• **Problem requirements**
Below are some records. Say how many of their lines include the string "copies", giving only the number.

• **Given information**

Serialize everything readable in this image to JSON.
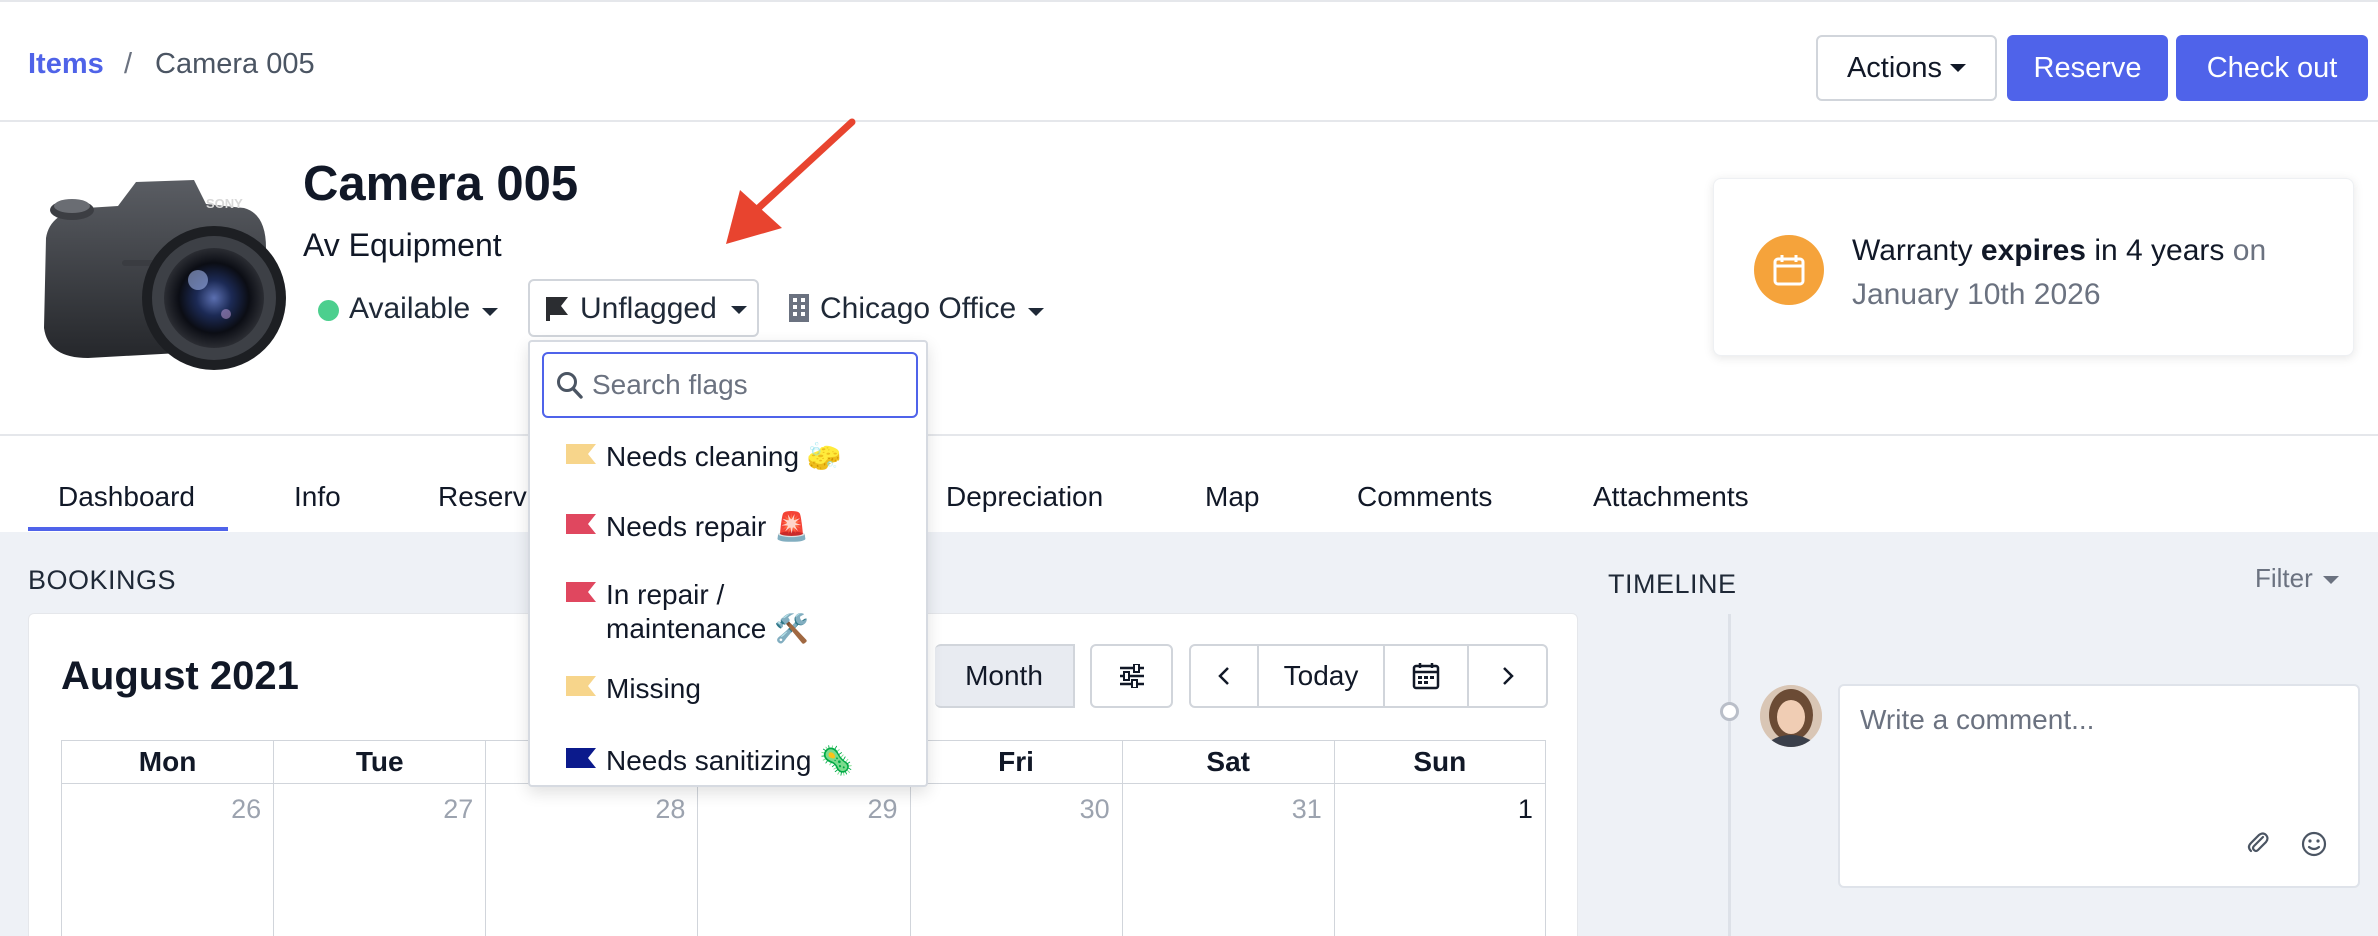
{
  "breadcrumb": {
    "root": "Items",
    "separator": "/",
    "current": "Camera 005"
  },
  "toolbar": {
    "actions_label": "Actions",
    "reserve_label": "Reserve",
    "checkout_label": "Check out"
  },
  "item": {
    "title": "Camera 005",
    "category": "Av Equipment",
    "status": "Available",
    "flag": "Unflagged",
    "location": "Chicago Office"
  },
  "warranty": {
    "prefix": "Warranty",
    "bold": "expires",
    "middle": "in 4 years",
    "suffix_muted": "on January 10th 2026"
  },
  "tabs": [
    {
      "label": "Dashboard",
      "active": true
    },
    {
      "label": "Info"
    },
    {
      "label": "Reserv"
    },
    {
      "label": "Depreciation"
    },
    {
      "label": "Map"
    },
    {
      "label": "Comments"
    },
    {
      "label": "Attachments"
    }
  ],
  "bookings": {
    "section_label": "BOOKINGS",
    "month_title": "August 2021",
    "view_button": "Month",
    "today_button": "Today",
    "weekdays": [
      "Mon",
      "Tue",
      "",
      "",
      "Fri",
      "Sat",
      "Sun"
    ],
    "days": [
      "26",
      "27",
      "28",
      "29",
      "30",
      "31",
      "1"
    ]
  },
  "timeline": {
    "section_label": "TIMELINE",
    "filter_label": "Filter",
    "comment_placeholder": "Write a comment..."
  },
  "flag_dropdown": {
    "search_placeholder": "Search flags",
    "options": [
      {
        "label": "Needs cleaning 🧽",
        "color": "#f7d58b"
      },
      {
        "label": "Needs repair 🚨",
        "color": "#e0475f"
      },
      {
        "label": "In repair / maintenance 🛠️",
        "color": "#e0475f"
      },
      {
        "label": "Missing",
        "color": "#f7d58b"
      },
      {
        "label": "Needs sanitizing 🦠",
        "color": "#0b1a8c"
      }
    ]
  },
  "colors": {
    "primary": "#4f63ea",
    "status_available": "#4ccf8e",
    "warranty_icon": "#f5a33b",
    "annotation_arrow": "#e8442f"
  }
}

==

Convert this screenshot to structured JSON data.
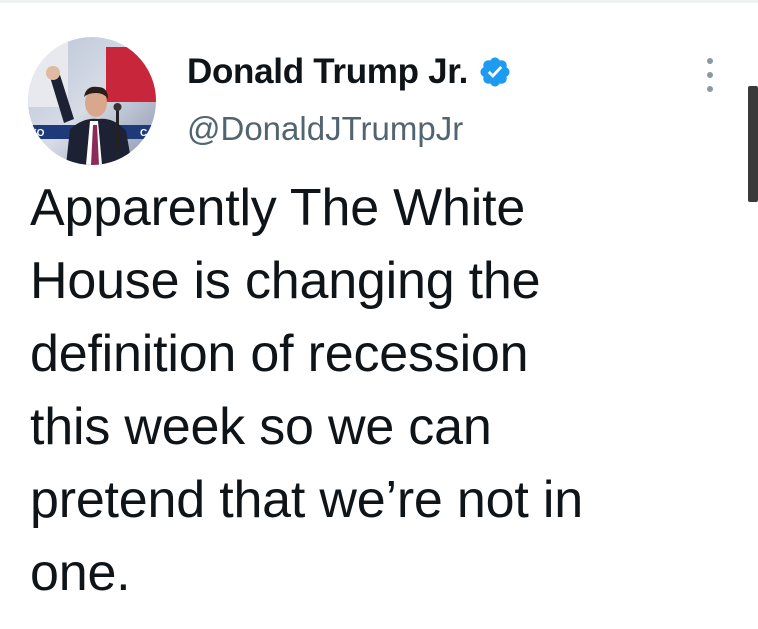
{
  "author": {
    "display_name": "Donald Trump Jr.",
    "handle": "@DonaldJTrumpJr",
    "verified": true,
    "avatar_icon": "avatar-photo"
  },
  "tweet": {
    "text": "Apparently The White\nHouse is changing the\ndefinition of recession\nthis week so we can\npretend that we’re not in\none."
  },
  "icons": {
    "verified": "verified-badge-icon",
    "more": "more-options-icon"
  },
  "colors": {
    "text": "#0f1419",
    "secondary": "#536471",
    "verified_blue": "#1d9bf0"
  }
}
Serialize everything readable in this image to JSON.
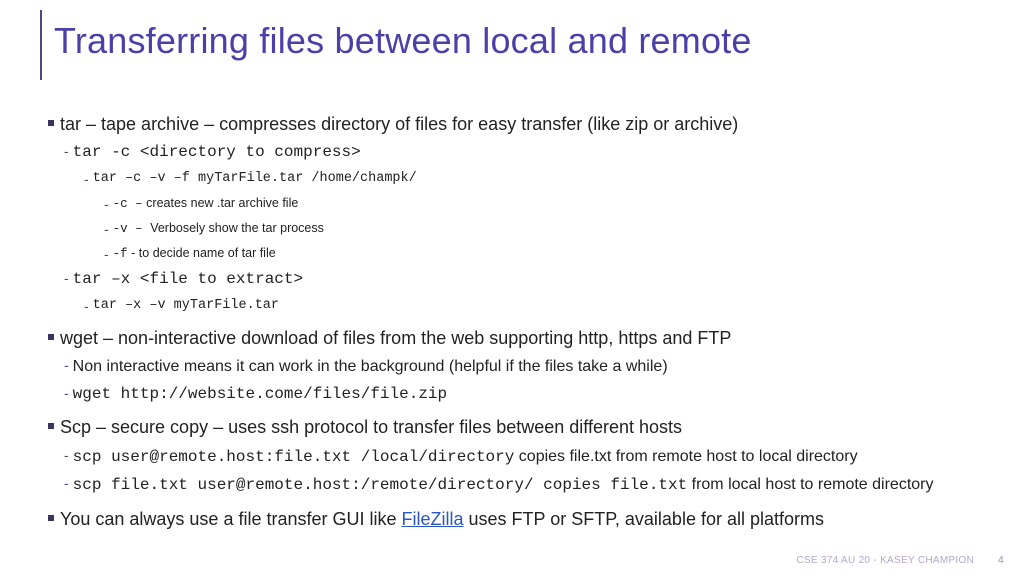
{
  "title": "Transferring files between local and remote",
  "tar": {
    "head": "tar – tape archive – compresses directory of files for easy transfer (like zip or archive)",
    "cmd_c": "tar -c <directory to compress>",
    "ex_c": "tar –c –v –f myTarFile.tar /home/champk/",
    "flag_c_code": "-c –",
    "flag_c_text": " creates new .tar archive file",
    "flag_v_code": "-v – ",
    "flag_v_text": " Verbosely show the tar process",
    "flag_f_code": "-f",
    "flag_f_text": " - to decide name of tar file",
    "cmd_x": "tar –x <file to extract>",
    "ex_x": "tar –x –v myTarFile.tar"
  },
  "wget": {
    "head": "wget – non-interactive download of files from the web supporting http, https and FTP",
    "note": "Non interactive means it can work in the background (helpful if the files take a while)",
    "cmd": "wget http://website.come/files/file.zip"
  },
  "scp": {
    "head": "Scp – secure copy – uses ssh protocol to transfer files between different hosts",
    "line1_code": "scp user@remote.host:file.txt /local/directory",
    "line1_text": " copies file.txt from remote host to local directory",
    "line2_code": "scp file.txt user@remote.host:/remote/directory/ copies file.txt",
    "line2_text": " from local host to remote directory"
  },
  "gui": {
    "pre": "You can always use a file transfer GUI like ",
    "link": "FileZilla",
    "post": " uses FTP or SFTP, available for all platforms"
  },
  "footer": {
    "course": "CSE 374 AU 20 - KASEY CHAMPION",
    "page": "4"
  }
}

• **The completed task**
2